It’s 2018 and our world is increasingly becoming what, as kids, we perceived the far future to be. In a subtle way, technology is sinking its digital claws deeper and deeper into modern-day society. These changes, so elusive in their ways, have fast became a dominating presence in the lives of a vast percentage of people. With no discrimination, technology is controlling the very lives of rich and poor, the young and the old, the religious, the atheists and those of people from every race, colour and creed.
Schools; businesses, both large and small; charities and the general public all unwittingly place technology on a pedestal and come to rely on its gift of convenience in a way that without it, there is little doubt that society would lose its illusory grip on the organisation of day-to-day living.
Wherever we go, we are subject to perfect examples of what I am trying to say. You will see kids “socializing” with each other by sitting together staring at their screens (possibly even messaging each other); you will see touchscreen devices at train stations, shops and even some fast food establishments and you will see grown men and women documenting their every action on social media while sipping at a coffee in Starbucks or waiting on a train. The extent on which technology has a grip on the human race is simultaneously an awesome advance in how we do things and an unnerving prospect alike.
Instagram, for instance, has eight-million monthly, active users. That’s two-million a week! The photo-sharing social media site has only exploded in recent years and is now seemingly a place where everyone needs to take a photo of everything and share it with the world.
Growing up in the 80’s and 90’s, I never once dreamed of a world where my fellow man, would feel it necessary -or even welcomed- to post a photo of what was on his or her dinner plate that night.
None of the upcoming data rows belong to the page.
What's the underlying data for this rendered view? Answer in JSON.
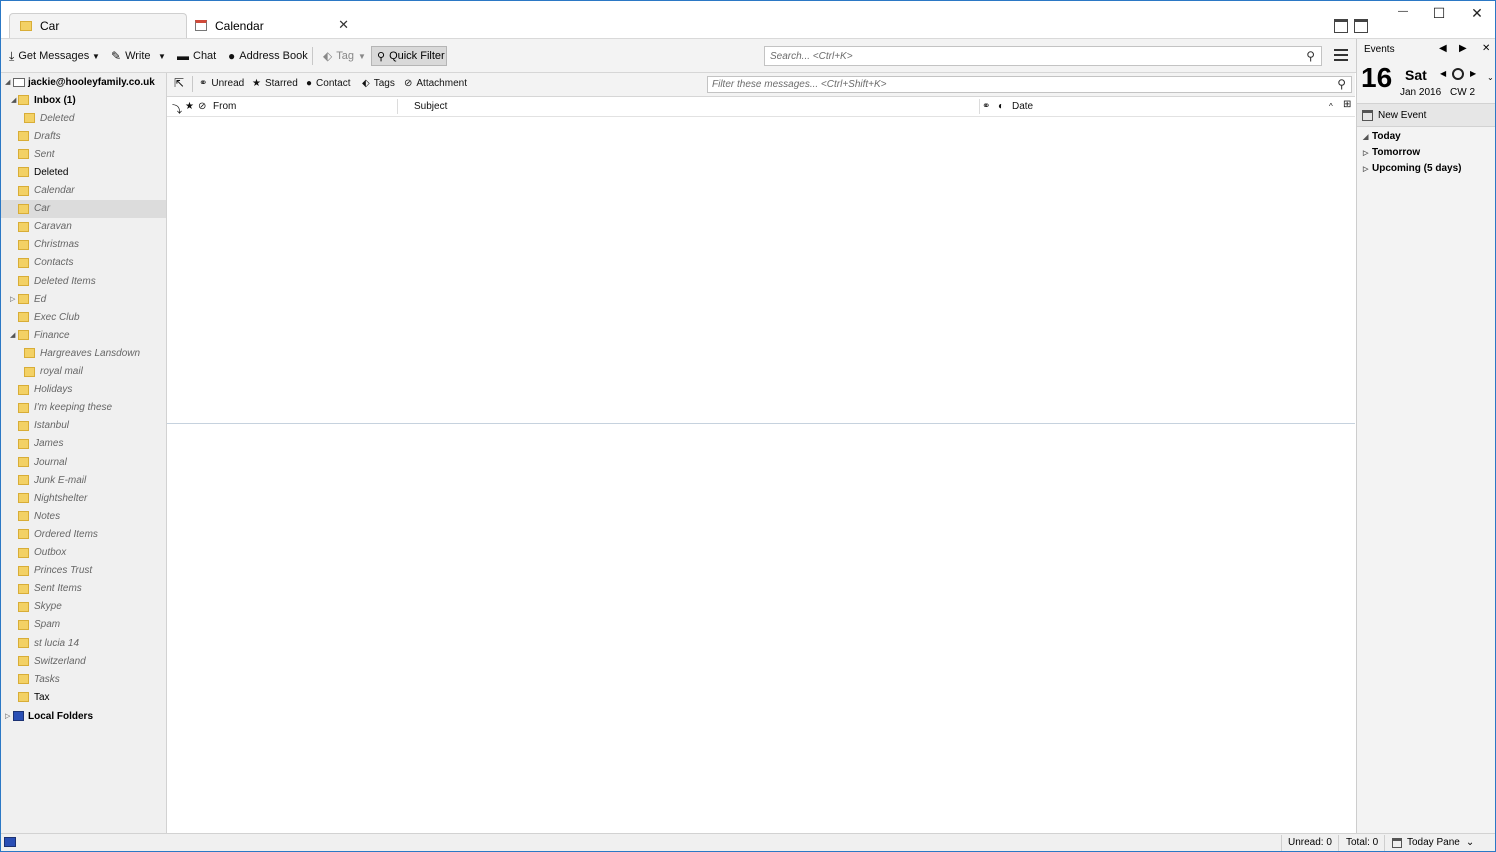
{
  "tabs": [
    {
      "label": "Car",
      "icon": "folder-icon",
      "active": true
    },
    {
      "label": "Calendar",
      "icon": "calendar-icon",
      "active": false
    }
  ],
  "window_controls": {
    "minimize": "—",
    "maximize": "☐",
    "close": "✕"
  },
  "toolbar": {
    "get_messages": "Get Messages",
    "write": "Write",
    "chat": "Chat",
    "address_book": "Address Book",
    "tag": "Tag",
    "quick_filter": "Quick Filter",
    "search_placeholder": "Search... <Ctrl+K>"
  },
  "folders": {
    "account": "jackie@hooleyfamily.co.uk",
    "items": [
      {
        "label": "Inbox (1)",
        "style": "bold"
      },
      {
        "label": "Deleted",
        "style": "italic",
        "indent": 2
      },
      {
        "label": "Drafts",
        "style": "italic"
      },
      {
        "label": "Sent",
        "style": "italic"
      },
      {
        "label": "Deleted",
        "style": "normal"
      },
      {
        "label": "Calendar",
        "style": "italic"
      },
      {
        "label": "Car",
        "style": "italic",
        "selected": true
      },
      {
        "label": "Caravan",
        "style": "italic"
      },
      {
        "label": "Christmas",
        "style": "italic"
      },
      {
        "label": "Contacts",
        "style": "italic"
      },
      {
        "label": "Deleted Items",
        "style": "italic"
      },
      {
        "label": "Ed",
        "style": "italic",
        "collapsed": true
      },
      {
        "label": "Exec Club",
        "style": "italic"
      },
      {
        "label": "Finance",
        "style": "italic",
        "expanded": true
      },
      {
        "label": "Hargreaves Lansdown",
        "style": "italic",
        "indent": 2
      },
      {
        "label": "royal mail",
        "style": "italic",
        "indent": 2
      },
      {
        "label": "Holidays",
        "style": "italic"
      },
      {
        "label": "I'm keeping these",
        "style": "italic"
      },
      {
        "label": "Istanbul",
        "style": "italic"
      },
      {
        "label": "James",
        "style": "italic"
      },
      {
        "label": "Journal",
        "style": "italic"
      },
      {
        "label": "Junk E-mail",
        "style": "italic"
      },
      {
        "label": "Nightshelter",
        "style": "italic"
      },
      {
        "label": "Notes",
        "style": "italic"
      },
      {
        "label": "Ordered Items",
        "style": "italic"
      },
      {
        "label": "Outbox",
        "style": "italic"
      },
      {
        "label": "Princes Trust",
        "style": "italic"
      },
      {
        "label": "Sent Items",
        "style": "italic"
      },
      {
        "label": "Skype",
        "style": "italic"
      },
      {
        "label": "Spam",
        "style": "italic"
      },
      {
        "label": "st lucia 14",
        "style": "italic"
      },
      {
        "label": "Switzerland",
        "style": "italic"
      },
      {
        "label": "Tasks",
        "style": "italic"
      },
      {
        "label": "Tax",
        "style": "normal"
      }
    ],
    "local_folders": "Local Folders"
  },
  "quick_filter_bar": {
    "unread": "Unread",
    "starred": "Starred",
    "contact": "Contact",
    "tags": "Tags",
    "attachment": "Attachment",
    "filter_placeholder": "Filter these messages... <Ctrl+Shift+K>"
  },
  "thread_columns": {
    "from": "From",
    "subject": "Subject",
    "date": "Date"
  },
  "today_pane": {
    "header": "Events",
    "day": "16",
    "weekday": "Sat",
    "month_year": "Jan 2016",
    "calendar_week": "CW 2",
    "new_event": "New Event",
    "groups": [
      "Today",
      "Tomorrow",
      "Upcoming (5 days)"
    ]
  },
  "status_bar": {
    "unread": "Unread: 0",
    "total": "Total: 0",
    "today_pane": "Today Pane"
  }
}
We now rely on websites like Facebook to inform us of our friends’ birthday and up-coming events. We have become so dependent on devices and apps to make our lives easier that without them, I fear we would lose our minds, a lot of our social networking and indeed, our very sanity to the point that we can’t stay without increasing Instagram likes.
I may be coming across as a luddite as I transfer my inner-most thoughts from my mind to this piece, but the fact is that I am far from such. I myself invest a lot of my time and efforts into learning skills pertaining to computers and use both the social media sites I have outlined above. That being said, I can’t help to think that this rapidly advancing technological tsunami will one day think for us – act for us. Maybe one day we will lose the ability to think for ourselves through evolution and instead be nannied through life by a plethora of apps, websites and gadgets. One can’t help but wonder if the speed at which technological developments are being founded is a good thing or a bad thing.